Assignment —
Reproduce all of the listing below without alteration.

Input for this task —
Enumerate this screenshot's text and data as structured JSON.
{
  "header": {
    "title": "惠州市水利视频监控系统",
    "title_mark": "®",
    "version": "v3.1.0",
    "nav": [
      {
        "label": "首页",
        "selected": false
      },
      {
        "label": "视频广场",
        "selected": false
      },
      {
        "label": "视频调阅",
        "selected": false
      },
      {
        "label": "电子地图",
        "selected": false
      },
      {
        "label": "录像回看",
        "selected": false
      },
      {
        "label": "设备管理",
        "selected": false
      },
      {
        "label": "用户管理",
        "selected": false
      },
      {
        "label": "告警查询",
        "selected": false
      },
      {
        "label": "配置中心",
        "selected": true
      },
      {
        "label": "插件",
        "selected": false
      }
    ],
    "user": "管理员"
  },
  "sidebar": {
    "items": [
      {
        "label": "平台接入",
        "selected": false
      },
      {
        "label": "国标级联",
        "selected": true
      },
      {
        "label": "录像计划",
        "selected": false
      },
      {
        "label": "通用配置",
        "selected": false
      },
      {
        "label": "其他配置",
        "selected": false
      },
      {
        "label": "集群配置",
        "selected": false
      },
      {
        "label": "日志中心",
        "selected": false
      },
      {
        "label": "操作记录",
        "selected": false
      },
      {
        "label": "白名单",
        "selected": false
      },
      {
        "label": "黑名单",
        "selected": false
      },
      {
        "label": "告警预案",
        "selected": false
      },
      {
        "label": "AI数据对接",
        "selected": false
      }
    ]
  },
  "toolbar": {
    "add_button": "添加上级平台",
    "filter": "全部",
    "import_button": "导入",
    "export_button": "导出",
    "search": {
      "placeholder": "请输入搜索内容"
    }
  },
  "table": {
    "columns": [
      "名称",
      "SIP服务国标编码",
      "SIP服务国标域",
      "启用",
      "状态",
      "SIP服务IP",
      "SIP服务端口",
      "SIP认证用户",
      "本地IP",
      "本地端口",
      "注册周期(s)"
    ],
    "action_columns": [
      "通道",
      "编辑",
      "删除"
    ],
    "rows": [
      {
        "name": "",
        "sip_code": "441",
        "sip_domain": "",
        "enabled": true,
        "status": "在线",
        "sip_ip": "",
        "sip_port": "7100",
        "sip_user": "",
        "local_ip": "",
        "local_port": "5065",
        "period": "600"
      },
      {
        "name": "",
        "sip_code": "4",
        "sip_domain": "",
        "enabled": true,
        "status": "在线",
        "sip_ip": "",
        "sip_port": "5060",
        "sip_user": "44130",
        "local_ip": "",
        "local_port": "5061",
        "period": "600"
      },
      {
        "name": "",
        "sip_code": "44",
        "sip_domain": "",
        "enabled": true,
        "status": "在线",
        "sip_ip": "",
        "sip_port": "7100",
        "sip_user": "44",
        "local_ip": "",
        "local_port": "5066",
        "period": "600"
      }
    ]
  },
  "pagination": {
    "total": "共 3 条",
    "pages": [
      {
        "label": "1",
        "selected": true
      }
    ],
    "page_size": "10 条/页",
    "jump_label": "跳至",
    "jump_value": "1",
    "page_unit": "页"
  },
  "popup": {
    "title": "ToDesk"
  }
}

Task response —
Enumerate this screenshot's text and data as structured JSON.
{
  "header": {
    "title": "惠州市水利视频监控系统",
    "title_mark": "®",
    "version": "v3.1.0",
    "nav": [
      {
        "label": "首页",
        "selected": false
      },
      {
        "label": "视频广场",
        "selected": false
      },
      {
        "label": "视频调阅",
        "selected": false
      },
      {
        "label": "电子地图",
        "selected": false
      },
      {
        "label": "录像回看",
        "selected": false
      },
      {
        "label": "设备管理",
        "selected": false
      },
      {
        "label": "用户管理",
        "selected": false
      },
      {
        "label": "告警查询",
        "selected": false
      },
      {
        "label": "配置中心",
        "selected": true
      },
      {
        "label": "插件",
        "selected": false
      }
    ],
    "user": "管理员"
  },
  "sidebar": {
    "items": [
      {
        "label": "平台接入",
        "selected": false
      },
      {
        "label": "国标级联",
        "selected": true
      },
      {
        "label": "录像计划",
        "selected": false
      },
      {
        "label": "通用配置",
        "selected": false
      },
      {
        "label": "其他配置",
        "selected": false
      },
      {
        "label": "集群配置",
        "selected": false
      },
      {
        "label": "日志中心",
        "selected": false
      },
      {
        "label": "操作记录",
        "selected": false
      },
      {
        "label": "白名单",
        "selected": false
      },
      {
        "label": "黑名单",
        "selected": false
      },
      {
        "label": "告警预案",
        "selected": false
      },
      {
        "label": "AI数据对接",
        "selected": false
      }
    ]
  },
  "toolbar": {
    "add_button": "添加上级平台",
    "filter": "全部",
    "import_button": "导入",
    "export_button": "导出",
    "search": {
      "placeholder": "请输入搜索内容"
    }
  },
  "table": {
    "columns": [
      "名称",
      "SIP服务国标编码",
      "SIP服务国标域",
      "启用",
      "状态",
      "SIP服务IP",
      "SIP服务端口",
      "SIP认证用户",
      "本地IP",
      "本地端口",
      "注册周期(s)"
    ],
    "action_columns": [
      "通道",
      "编辑",
      "删除"
    ],
    "rows": [
      {
        "name": "",
        "sip_code": "441",
        "sip_domain": "",
        "enabled": true,
        "status": "在线",
        "sip_ip": "",
        "sip_port": "7100",
        "sip_user": "",
        "local_ip": "",
        "local_port": "5065",
        "period": "600"
      },
      {
        "name": "",
        "sip_code": "4",
        "sip_domain": "",
        "enabled": true,
        "status": "在线",
        "sip_ip": "",
        "sip_port": "5060",
        "sip_user": "44130",
        "local_ip": "",
        "local_port": "5061",
        "period": "600"
      },
      {
        "name": "",
        "sip_code": "44",
        "sip_domain": "",
        "enabled": true,
        "status": "在线",
        "sip_ip": "",
        "sip_port": "7100",
        "sip_user": "44",
        "local_ip": "",
        "local_port": "5066",
        "period": "600"
      }
    ]
  },
  "pagination": {
    "total": "共 3 条",
    "pages": [
      {
        "label": "1",
        "selected": true
      }
    ],
    "page_size": "10 条/页",
    "jump_label": "跳至",
    "jump_value": "1",
    "page_unit": "页"
  },
  "popup": {
    "title": "ToDesk"
  }
}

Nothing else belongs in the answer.